Bemvindo a Porto!
As you may know, I’ve been living in Porto since last winter. Learning Portuguese. Settling in. Making new friends. And, as usual, I’ve been tracking my budgets.
In the early part of the year, they were all over the place. I moved from a bad roommate situation into my own apartment. I furnished the whole thing myself (ouch, my pocketbook). I had a series of unexpected expenses. And then I gave in and got a series of roommates because I was feeling the strain of those big financial pinches.
But now that I’ve settled a bit more, gotten a roommate, sorted out my electric bill woes, and found my rhythm, it’s time to share an average Porto budget with you.
So, what does it cost for this solo lady to live in Porto city center? Here’s a real month’s baseline expenses.
|Entertainment & activities
|Internet + phone
Notes on my spending:
Normally, the budgets on this site reflect a travel lifestyle, but it’s important to note that this budget is for me living here in Portugal. I have a long-term lease. I handle my own utilities and internet (instead of renting an Airbnb with all included). Etc. This means that those traveling here short-term (especially during high season) will likely spend more on accommodations (or have to stay farther from the center).
It’s also worth reminding you how I live. I have a fancy two-bedroom in a very nice part of town, which I share with a roommate. I’m still working, so I’m not out and about spending money as much as a retiree or traveler might. But I do go out to events, for drinks or meals with friends, etc. I have a nice kitchen and like to cook at home. And a lot of the things I do in my spare time are free or low-cost (e.g. a two- or three-euro entry fee to an event).
Now, with that in mind, let’s dig deeper into the categories above and why I spent what I spent…
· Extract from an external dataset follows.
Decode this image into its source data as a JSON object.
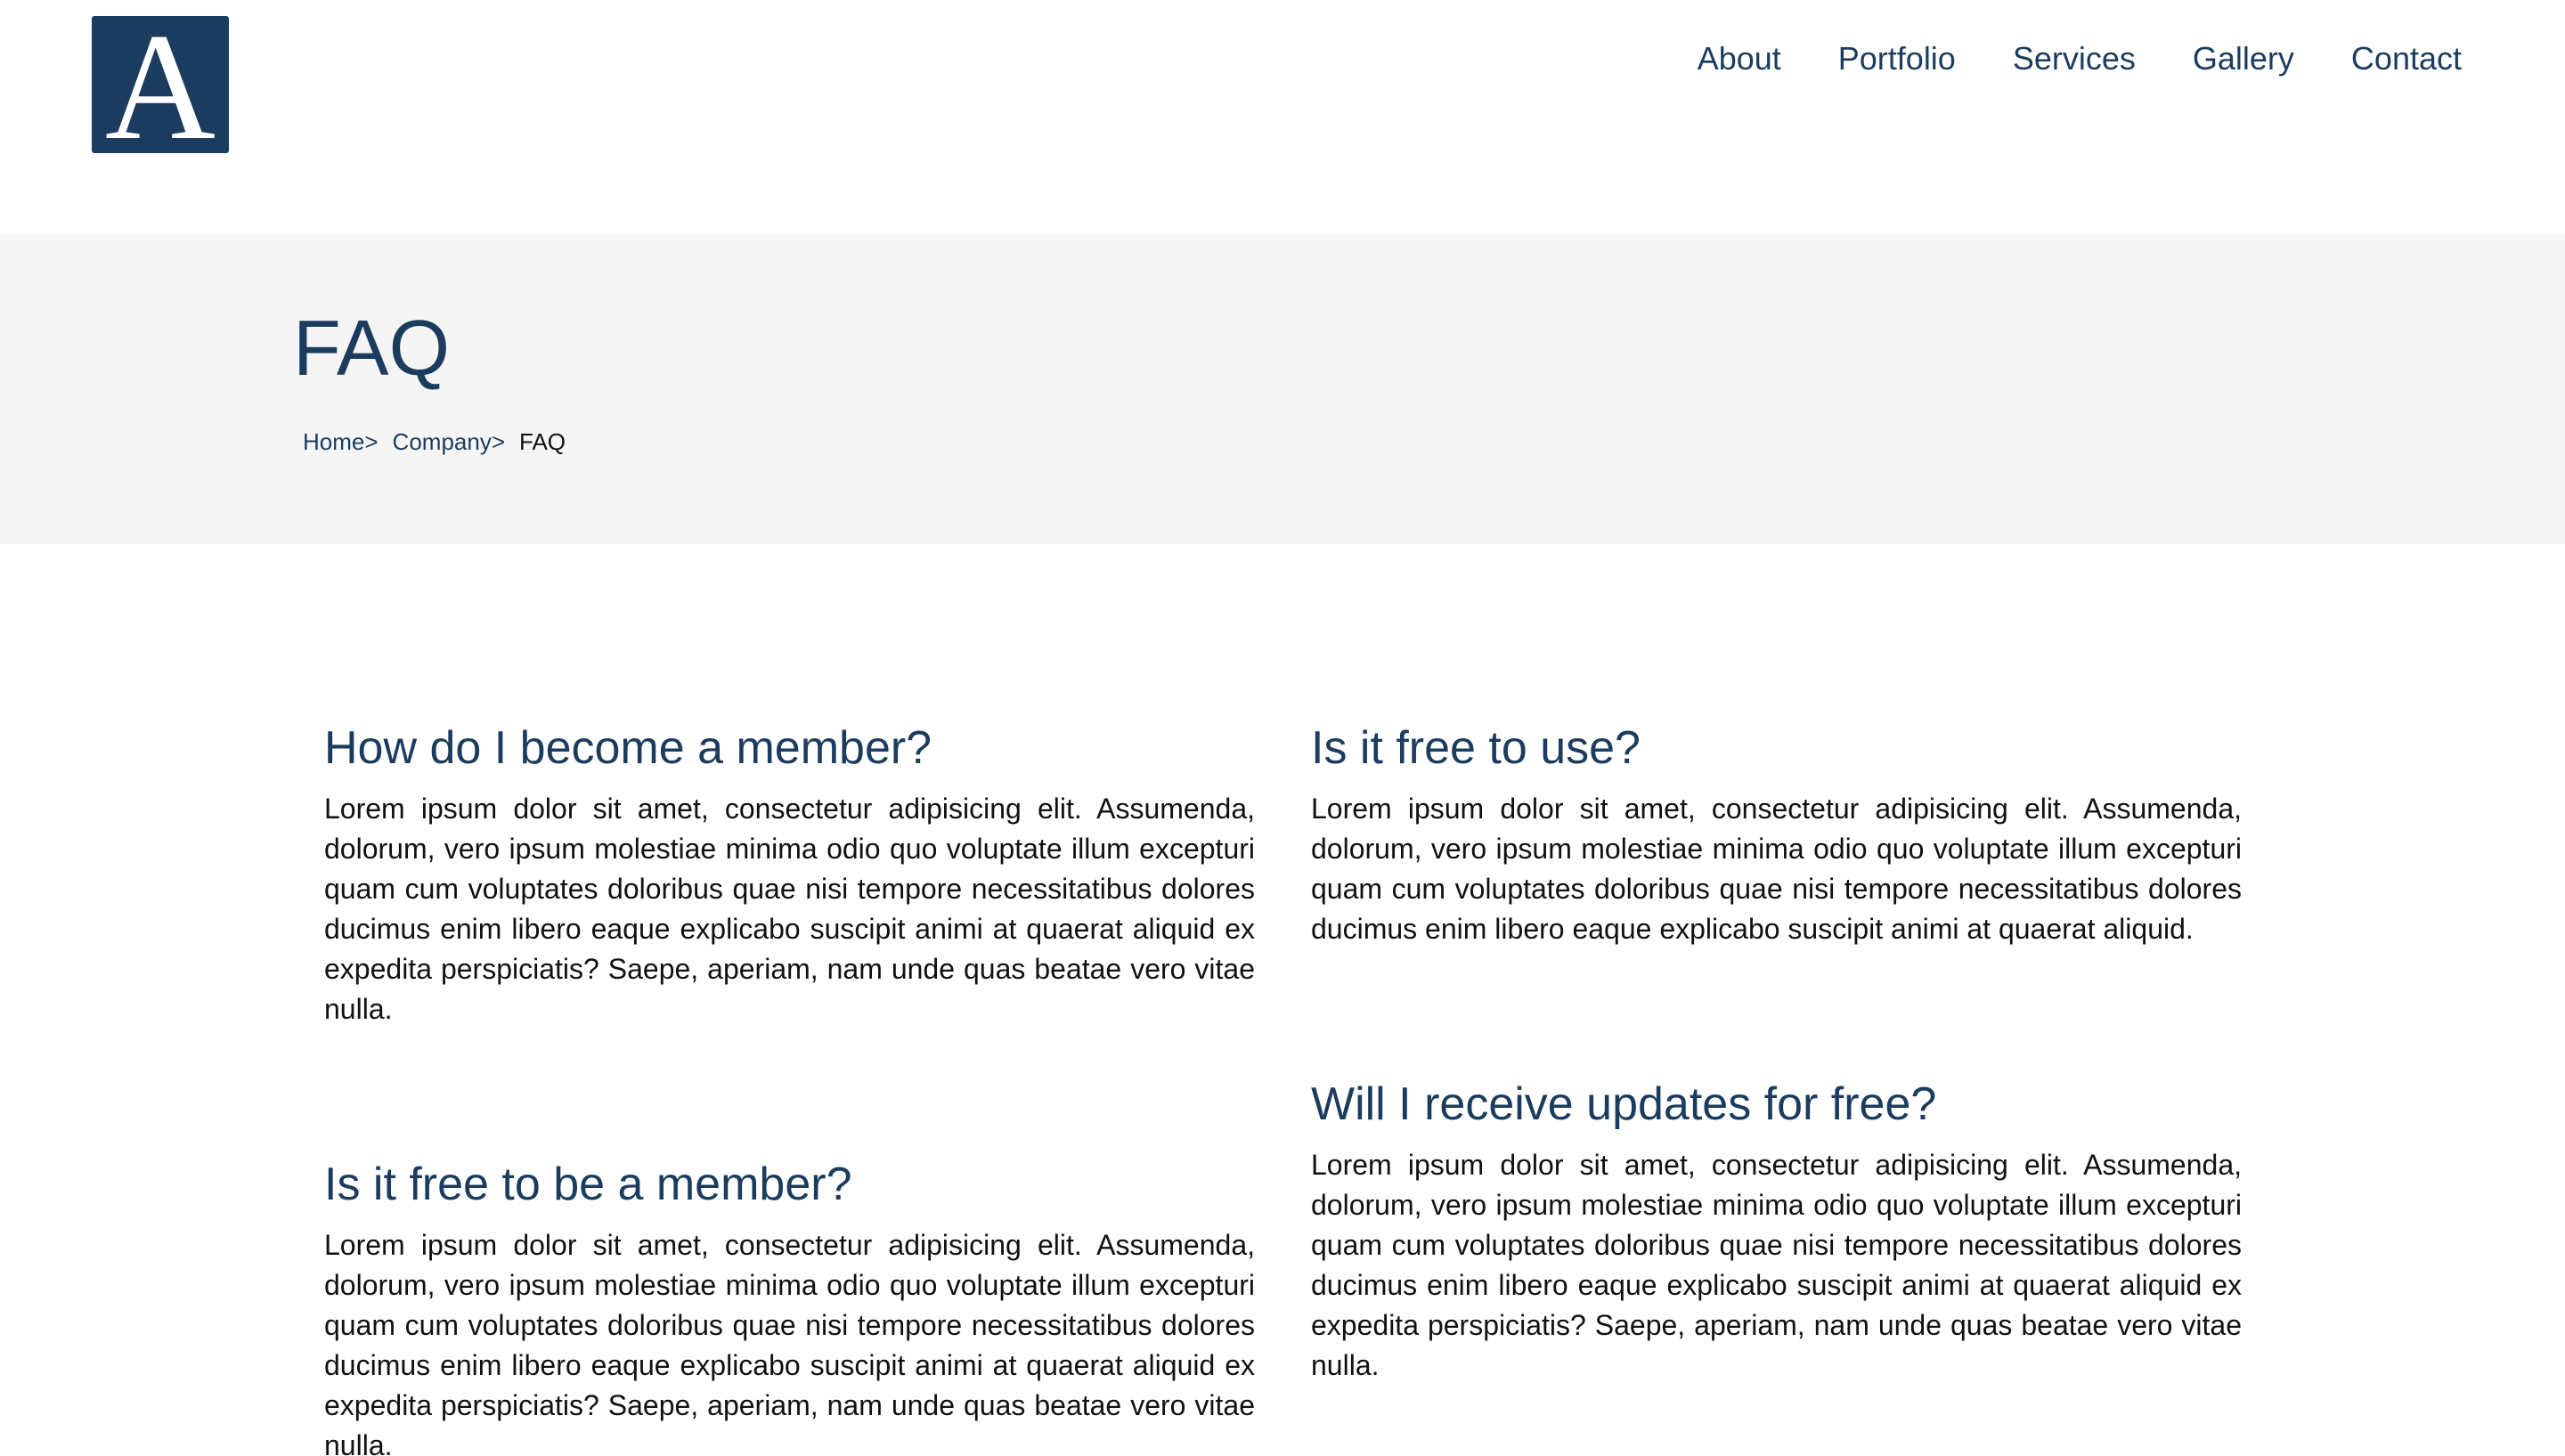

My accommodation cost includes my rent, bi-weekly apartment cleaning (the roommate handles alternate weeks), and utilities (water, electric). I live in a two-bedroom apartment in a newly renovated building with a roommate and I pay a bit less than half the rent for the smaller, less fancy room (and for the fact that all the furnishings are mine and thus the wear and tear on them is also mine to absorb).
Weekly cleaning on its own costs about 50 euros per week, including tip, so since I handle it twice a month, that makes my cleaning bill around 100 euros.
Transportation includes an uber back from a doctor visit in the rain. Otherwise, I pretty much walked everywhere this month.
The grocery category represents both groceries (including Luna’s food since I feed her a homemade diet) and toiletries/supplies. My eating out bill this month was on the high side because I splurged on big sushi nights twice to celebrate and I got takeout burritos more often than usual this month.
My entertainment bill includes entry fees for local events I’ve been attending.
For internet/phone, I use pre-paid sim cards, which are a bit more expensive but give me more flexibility than long-term plans.
Health and wellness (not included above) has shifted significantly now that I’m here in Portugal. Instead of paying for a monthly private insurance, I am now on the public system. This means that this line item now represents my out-of-pocket expenses (doctor visits, pharmacy expenses, my flu shot, physiotherapy, massages…) and not my insurance costs. I also pay a yearly $120 for a health concierge who helps me schedule appointments and answer health questions.
I didn’t include my health costs above because I’m not sure how helpful it would be (since everyone’s costs likely vary considerably on this kind of thing), but here is the line item if it’s helpful:
|Health & wellness
Also not included above are Luna the traveling pooch’s expenses, which came out to:
|Luna (vet bills, supplies)
Again, I share these separately from the main total above because Luna’s costs may not be relevant to the majority of readers. They include vet visits, treats, pee pads (for a little balcony dog potty I set up so that she and I can avoid trudging through rainstorms for pee breaks and because as she gets older, she needs to go out more often), etc.
Also not included above are business expenses, random for-fun or supply purchases not related to travel, including a new carrier backpack for Luna, charitable contributions, a bunch of audiobooks I splurged on, etc. I don’t include these because these posts are meant to give you a sense of baseline cost of living for me in a place, which these don’t feel relevant to.
Looking for more European budgets? Here they all are.